━━━━━ THE RECORDS
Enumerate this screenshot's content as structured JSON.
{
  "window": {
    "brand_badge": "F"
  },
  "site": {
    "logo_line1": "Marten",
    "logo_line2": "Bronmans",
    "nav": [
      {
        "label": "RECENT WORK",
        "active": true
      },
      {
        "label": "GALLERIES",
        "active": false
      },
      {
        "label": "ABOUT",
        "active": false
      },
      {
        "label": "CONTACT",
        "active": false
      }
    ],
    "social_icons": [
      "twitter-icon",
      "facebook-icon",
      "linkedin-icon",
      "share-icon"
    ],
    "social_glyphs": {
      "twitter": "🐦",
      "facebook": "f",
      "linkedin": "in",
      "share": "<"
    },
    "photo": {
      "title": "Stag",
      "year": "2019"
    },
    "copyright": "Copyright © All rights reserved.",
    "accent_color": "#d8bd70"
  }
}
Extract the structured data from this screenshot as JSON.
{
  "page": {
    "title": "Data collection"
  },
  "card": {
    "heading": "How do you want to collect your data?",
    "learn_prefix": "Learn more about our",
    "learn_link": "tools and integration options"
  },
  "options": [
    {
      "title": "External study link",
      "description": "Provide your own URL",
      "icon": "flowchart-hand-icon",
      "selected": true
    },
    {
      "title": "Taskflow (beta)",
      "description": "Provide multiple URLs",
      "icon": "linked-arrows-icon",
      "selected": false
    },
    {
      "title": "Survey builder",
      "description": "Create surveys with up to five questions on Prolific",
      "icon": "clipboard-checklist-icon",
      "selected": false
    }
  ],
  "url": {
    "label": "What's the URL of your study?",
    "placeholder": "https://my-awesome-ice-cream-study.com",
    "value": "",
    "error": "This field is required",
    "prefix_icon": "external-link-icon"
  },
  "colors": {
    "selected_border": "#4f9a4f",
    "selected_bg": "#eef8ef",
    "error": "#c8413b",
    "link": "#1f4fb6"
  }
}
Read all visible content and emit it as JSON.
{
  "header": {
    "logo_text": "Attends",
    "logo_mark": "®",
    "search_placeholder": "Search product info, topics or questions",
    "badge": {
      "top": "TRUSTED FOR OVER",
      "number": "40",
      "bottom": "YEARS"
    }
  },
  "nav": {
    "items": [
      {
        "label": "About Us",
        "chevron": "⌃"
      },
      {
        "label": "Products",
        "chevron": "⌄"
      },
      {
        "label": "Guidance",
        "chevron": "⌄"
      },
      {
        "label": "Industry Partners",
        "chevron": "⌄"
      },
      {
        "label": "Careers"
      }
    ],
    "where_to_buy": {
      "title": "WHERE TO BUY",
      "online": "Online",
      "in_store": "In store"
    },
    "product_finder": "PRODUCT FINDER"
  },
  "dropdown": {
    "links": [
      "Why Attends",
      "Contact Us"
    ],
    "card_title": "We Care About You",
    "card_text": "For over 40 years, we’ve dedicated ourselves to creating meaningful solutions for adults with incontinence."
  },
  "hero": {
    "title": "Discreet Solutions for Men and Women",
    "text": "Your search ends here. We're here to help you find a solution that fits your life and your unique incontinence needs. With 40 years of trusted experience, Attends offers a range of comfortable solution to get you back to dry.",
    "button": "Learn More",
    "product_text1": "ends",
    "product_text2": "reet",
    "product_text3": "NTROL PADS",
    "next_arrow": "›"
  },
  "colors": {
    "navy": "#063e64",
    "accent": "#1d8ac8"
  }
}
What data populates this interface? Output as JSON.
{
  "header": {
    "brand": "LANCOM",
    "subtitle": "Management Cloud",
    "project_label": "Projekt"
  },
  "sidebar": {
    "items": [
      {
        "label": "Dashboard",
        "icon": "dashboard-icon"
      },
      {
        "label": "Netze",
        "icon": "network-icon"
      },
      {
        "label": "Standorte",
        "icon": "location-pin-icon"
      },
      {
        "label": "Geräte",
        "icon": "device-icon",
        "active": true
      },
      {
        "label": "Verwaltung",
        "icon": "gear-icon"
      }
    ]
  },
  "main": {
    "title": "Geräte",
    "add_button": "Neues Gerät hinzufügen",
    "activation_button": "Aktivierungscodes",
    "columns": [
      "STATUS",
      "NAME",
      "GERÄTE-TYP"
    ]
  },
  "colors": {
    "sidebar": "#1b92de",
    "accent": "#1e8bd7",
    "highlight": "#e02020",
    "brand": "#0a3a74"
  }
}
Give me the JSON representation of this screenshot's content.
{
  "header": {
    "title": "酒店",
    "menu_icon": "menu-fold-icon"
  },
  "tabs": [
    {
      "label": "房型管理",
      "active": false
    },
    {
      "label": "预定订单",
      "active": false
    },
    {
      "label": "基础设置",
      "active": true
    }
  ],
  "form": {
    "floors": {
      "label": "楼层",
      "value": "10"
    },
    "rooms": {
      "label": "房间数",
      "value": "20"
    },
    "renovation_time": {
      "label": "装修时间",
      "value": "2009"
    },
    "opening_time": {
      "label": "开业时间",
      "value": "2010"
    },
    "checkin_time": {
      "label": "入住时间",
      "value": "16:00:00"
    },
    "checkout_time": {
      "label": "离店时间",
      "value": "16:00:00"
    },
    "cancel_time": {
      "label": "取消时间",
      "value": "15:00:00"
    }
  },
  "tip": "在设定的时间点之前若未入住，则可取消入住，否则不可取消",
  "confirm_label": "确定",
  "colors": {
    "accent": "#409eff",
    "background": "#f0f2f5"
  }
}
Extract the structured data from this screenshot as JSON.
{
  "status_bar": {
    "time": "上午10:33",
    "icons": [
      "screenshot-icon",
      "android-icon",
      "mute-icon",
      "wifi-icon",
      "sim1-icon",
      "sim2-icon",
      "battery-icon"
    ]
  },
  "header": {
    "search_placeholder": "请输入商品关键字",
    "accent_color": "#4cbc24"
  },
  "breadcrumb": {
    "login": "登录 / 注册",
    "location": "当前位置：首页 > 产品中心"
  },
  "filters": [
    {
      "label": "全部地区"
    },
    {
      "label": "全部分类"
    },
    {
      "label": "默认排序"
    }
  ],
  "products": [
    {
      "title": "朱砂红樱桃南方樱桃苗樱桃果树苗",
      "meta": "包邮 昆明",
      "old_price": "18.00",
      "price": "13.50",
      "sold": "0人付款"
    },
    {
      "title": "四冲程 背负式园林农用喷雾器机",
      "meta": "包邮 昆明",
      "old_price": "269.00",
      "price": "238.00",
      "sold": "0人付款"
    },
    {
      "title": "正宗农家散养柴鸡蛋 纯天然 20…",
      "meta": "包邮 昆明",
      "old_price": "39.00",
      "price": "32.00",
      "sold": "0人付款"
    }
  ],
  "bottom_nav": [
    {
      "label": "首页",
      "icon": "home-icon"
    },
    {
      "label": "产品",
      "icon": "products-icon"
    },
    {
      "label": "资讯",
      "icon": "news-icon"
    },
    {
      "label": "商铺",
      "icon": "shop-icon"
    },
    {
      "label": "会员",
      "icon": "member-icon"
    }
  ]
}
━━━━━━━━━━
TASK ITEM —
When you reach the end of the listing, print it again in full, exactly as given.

EXERCISE SOLUTION —
Enumerate this screenshot's content as structured JSON.
{
  "window": {
    "brand_badge": "F"
  },
  "site": {
    "logo_line1": "Marten",
    "logo_line2": "Bronmans",
    "nav": [
      {
        "label": "RECENT WORK",
        "active": true
      },
      {
        "label": "GALLERIES",
        "active": false
      },
      {
        "label": "ABOUT",
        "active": false
      },
      {
        "label": "CONTACT",
        "active": false
      }
    ],
    "social_icons": [
      "twitter-icon",
      "facebook-icon",
      "linkedin-icon",
      "share-icon"
    ],
    "social_glyphs": {
      "twitter": "🐦",
      "facebook": "f",
      "linkedin": "in",
      "share": "<"
    },
    "photo": {
      "title": "Stag",
      "year": "2019"
    },
    "copyright": "Copyright © All rights reserved.",
    "accent_color": "#d8bd70"
  }
}
Extract the structured data from this screenshot as JSON.
{
  "page": {
    "title": "Data collection"
  },
  "card": {
    "heading": "How do you want to collect your data?",
    "learn_prefix": "Learn more about our",
    "learn_link": "tools and integration options"
  },
  "options": [
    {
      "title": "External study link",
      "description": "Provide your own URL",
      "icon": "flowchart-hand-icon",
      "selected": true
    },
    {
      "title": "Taskflow (beta)",
      "description": "Provide multiple URLs",
      "icon": "linked-arrows-icon",
      "selected": false
    },
    {
      "title": "Survey builder",
      "description": "Create surveys with up to five questions on Prolific",
      "icon": "clipboard-checklist-icon",
      "selected": false
    }
  ],
  "url": {
    "label": "What's the URL of your study?",
    "placeholder": "https://my-awesome-ice-cream-study.com",
    "value": "",
    "error": "This field is required",
    "prefix_icon": "external-link-icon"
  },
  "colors": {
    "selected_border": "#4f9a4f",
    "selected_bg": "#eef8ef",
    "error": "#c8413b",
    "link": "#1f4fb6"
  }
}
Read all visible content and emit it as JSON.
{
  "header": {
    "logo_text": "Attends",
    "logo_mark": "®",
    "search_placeholder": "Search product info, topics or questions",
    "badge": {
      "top": "TRUSTED FOR OVER",
      "number": "40",
      "bottom": "YEARS"
    }
  },
  "nav": {
    "items": [
      {
        "label": "About Us",
        "chevron": "⌃"
      },
      {
        "label": "Products",
        "chevron": "⌄"
      },
      {
        "label": "Guidance",
        "chevron": "⌄"
      },
      {
        "label": "Industry Partners",
        "chevron": "⌄"
      },
      {
        "label": "Careers"
      }
    ],
    "where_to_buy": {
      "title": "WHERE TO BUY",
      "online": "Online",
      "in_store": "In store"
    },
    "product_finder": "PRODUCT FINDER"
  },
  "dropdown": {
    "links": [
      "Why Attends",
      "Contact Us"
    ],
    "card_title": "We Care About You",
    "card_text": "For over 40 years, we’ve dedicated ourselves to creating meaningful solutions for adults with incontinence."
  },
  "hero": {
    "title": "Discreet Solutions for Men and Women",
    "text": "Your search ends here. We're here to help you find a solution that fits your life and your unique incontinence needs. With 40 years of trusted experience, Attends offers a range of comfortable solution to get you back to dry.",
    "button": "Learn More",
    "product_text1": "ends",
    "product_text2": "reet",
    "product_text3": "NTROL PADS",
    "next_arrow": "›"
  },
  "colors": {
    "navy": "#063e64",
    "accent": "#1d8ac8"
  }
}
What data populates this interface? Output as JSON.
{
  "header": {
    "brand": "LANCOM",
    "subtitle": "Management Cloud",
    "project_label": "Projekt"
  },
  "sidebar": {
    "items": [
      {
        "label": "Dashboard",
        "icon": "dashboard-icon"
      },
      {
        "label": "Netze",
        "icon": "network-icon"
      },
      {
        "label": "Standorte",
        "icon": "location-pin-icon"
      },
      {
        "label": "Geräte",
        "icon": "device-icon",
        "active": true
      },
      {
        "label": "Verwaltung",
        "icon": "gear-icon"
      }
    ]
  },
  "main": {
    "title": "Geräte",
    "add_button": "Neues Gerät hinzufügen",
    "activation_button": "Aktivierungscodes",
    "columns": [
      "STATUS",
      "NAME",
      "GERÄTE-TYP"
    ]
  },
  "colors": {
    "sidebar": "#1b92de",
    "accent": "#1e8bd7",
    "highlight": "#e02020",
    "brand": "#0a3a74"
  }
}
Give me the JSON representation of this screenshot's content.
{
  "header": {
    "title": "酒店",
    "menu_icon": "menu-fold-icon"
  },
  "tabs": [
    {
      "label": "房型管理",
      "active": false
    },
    {
      "label": "预定订单",
      "active": false
    },
    {
      "label": "基础设置",
      "active": true
    }
  ],
  "form": {
    "floors": {
      "label": "楼层",
      "value": "10"
    },
    "rooms": {
      "label": "房间数",
      "value": "20"
    },
    "renovation_time": {
      "label": "装修时间",
      "value": "2009"
    },
    "opening_time": {
      "label": "开业时间",
      "value": "2010"
    },
    "checkin_time": {
      "label": "入住时间",
      "value": "16:00:00"
    },
    "checkout_time": {
      "label": "离店时间",
      "value": "16:00:00"
    },
    "cancel_time": {
      "label": "取消时间",
      "value": "15:00:00"
    }
  },
  "tip": "在设定的时间点之前若未入住，则可取消入住，否则不可取消",
  "confirm_label": "确定",
  "colors": {
    "accent": "#409eff",
    "background": "#f0f2f5"
  }
}
Extract the structured data from this screenshot as JSON.
{
  "status_bar": {
    "time": "上午10:33",
    "icons": [
      "screenshot-icon",
      "android-icon",
      "mute-icon",
      "wifi-icon",
      "sim1-icon",
      "sim2-icon",
      "battery-icon"
    ]
  },
  "header": {
    "search_placeholder": "请输入商品关键字",
    "accent_color": "#4cbc24"
  },
  "breadcrumb": {
    "login": "登录 / 注册",
    "location": "当前位置：首页 > 产品中心"
  },
  "filters": [
    {
      "label": "全部地区"
    },
    {
      "label": "全部分类"
    },
    {
      "label": "默认排序"
    }
  ],
  "products": [
    {
      "title": "朱砂红樱桃南方樱桃苗樱桃果树苗",
      "meta": "包邮 昆明",
      "old_price": "18.00",
      "price": "13.50",
      "sold": "0人付款"
    },
    {
      "title": "四冲程 背负式园林农用喷雾器机",
      "meta": "包邮 昆明",
      "old_price": "269.00",
      "price": "238.00",
      "sold": "0人付款"
    },
    {
      "title": "正宗农家散养柴鸡蛋 纯天然 20…",
      "meta": "包邮 昆明",
      "old_price": "39.00",
      "price": "32.00",
      "sold": "0人付款"
    }
  ],
  "bottom_nav": [
    {
      "label": "首页",
      "icon": "home-icon"
    },
    {
      "label": "产品",
      "icon": "products-icon"
    },
    {
      "label": "资讯",
      "icon": "news-icon"
    },
    {
      "label": "商铺",
      "icon": "shop-icon"
    },
    {
      "label": "会员",
      "icon": "member-icon"
    }
  ]
}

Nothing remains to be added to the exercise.